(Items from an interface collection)
○ ○ ○ ○ ○
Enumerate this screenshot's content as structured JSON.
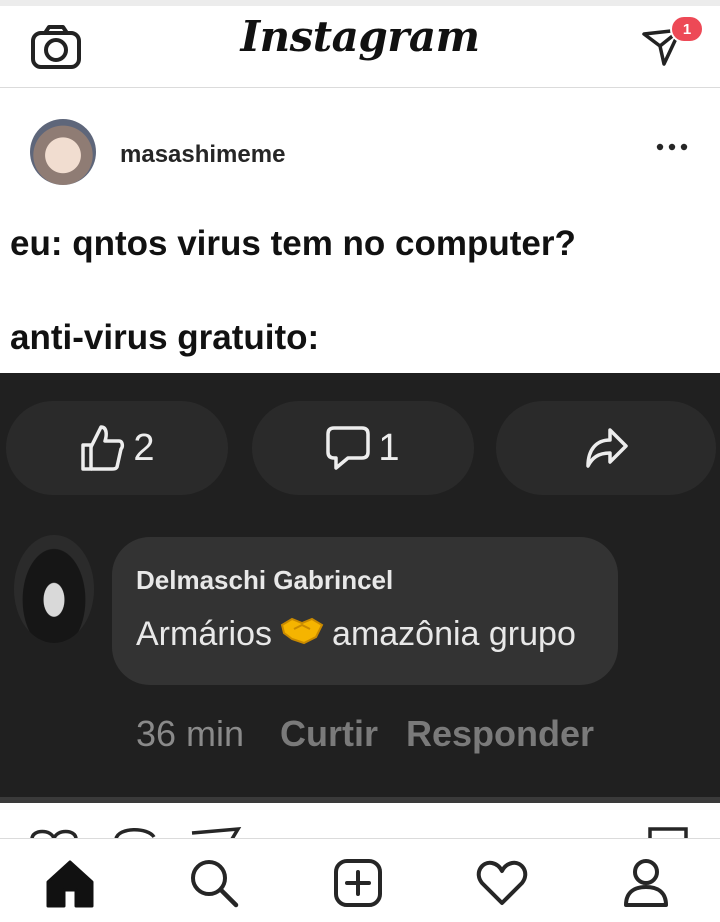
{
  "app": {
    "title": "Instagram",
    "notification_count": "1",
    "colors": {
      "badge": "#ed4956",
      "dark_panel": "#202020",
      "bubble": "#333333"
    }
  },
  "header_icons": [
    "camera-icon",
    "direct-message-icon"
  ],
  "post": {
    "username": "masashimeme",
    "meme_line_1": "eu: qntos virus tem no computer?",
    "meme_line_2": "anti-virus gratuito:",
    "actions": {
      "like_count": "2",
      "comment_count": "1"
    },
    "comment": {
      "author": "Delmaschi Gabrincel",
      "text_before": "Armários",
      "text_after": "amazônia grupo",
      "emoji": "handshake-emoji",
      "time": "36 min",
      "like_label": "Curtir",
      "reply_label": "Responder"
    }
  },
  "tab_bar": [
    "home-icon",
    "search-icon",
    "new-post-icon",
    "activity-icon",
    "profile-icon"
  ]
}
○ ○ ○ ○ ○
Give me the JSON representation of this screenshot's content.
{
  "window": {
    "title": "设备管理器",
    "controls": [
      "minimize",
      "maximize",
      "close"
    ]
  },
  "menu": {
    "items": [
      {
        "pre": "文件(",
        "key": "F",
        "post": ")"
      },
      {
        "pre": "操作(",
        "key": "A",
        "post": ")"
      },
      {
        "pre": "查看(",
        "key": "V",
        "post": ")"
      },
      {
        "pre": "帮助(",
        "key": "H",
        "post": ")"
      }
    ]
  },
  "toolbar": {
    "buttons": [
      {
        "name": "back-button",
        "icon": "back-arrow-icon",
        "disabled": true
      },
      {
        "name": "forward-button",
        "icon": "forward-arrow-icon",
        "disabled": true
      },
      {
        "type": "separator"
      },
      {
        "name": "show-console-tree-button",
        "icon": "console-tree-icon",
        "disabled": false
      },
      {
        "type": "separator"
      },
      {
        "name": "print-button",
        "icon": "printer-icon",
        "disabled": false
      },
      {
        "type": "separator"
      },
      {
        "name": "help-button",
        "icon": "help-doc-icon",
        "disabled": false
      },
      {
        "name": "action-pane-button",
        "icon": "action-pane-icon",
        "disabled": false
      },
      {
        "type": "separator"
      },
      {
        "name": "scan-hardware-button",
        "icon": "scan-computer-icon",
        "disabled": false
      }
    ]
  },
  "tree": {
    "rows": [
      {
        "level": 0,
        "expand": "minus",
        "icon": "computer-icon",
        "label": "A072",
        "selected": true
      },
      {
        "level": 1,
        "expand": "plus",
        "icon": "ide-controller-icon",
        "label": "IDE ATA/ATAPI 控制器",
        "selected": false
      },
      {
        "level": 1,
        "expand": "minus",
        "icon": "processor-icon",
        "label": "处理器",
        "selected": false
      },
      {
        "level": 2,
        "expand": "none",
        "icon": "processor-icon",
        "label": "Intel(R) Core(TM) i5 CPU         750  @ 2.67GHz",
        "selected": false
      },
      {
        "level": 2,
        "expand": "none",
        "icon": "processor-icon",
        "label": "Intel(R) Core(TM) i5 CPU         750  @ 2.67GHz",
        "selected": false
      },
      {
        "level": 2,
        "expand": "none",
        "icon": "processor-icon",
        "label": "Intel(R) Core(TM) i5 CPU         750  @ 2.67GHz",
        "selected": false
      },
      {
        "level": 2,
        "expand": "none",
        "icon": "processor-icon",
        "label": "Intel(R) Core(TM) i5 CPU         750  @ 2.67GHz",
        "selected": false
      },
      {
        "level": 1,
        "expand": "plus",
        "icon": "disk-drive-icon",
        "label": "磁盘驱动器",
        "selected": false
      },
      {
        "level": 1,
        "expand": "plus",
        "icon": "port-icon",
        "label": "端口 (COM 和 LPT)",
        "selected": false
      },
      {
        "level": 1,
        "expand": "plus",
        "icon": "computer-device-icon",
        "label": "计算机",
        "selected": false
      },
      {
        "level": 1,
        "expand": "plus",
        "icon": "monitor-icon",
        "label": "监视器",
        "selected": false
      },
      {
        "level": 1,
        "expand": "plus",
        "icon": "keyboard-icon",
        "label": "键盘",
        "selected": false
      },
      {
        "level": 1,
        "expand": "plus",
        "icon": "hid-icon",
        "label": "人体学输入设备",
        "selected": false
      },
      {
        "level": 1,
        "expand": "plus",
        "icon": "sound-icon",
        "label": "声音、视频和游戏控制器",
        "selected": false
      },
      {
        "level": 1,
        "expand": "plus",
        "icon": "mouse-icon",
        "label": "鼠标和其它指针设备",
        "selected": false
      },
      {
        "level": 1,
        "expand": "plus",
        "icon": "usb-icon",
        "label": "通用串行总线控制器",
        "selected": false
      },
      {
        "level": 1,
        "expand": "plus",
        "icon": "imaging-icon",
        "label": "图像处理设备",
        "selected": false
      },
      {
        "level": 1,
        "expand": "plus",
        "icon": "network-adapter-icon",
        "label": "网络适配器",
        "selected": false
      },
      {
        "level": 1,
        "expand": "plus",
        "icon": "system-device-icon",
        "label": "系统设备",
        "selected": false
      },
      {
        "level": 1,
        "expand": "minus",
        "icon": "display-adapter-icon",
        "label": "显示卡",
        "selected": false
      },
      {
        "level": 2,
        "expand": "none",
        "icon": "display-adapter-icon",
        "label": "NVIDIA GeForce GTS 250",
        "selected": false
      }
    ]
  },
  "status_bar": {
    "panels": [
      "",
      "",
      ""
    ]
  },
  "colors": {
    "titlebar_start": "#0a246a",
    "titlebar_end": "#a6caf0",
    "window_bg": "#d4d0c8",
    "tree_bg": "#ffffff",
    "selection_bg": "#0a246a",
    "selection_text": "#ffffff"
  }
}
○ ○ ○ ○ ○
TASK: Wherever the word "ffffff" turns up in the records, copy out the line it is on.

TASK RESULT:
    "tree_bg": "#ffffff",
    "selection_text": "#ffffff"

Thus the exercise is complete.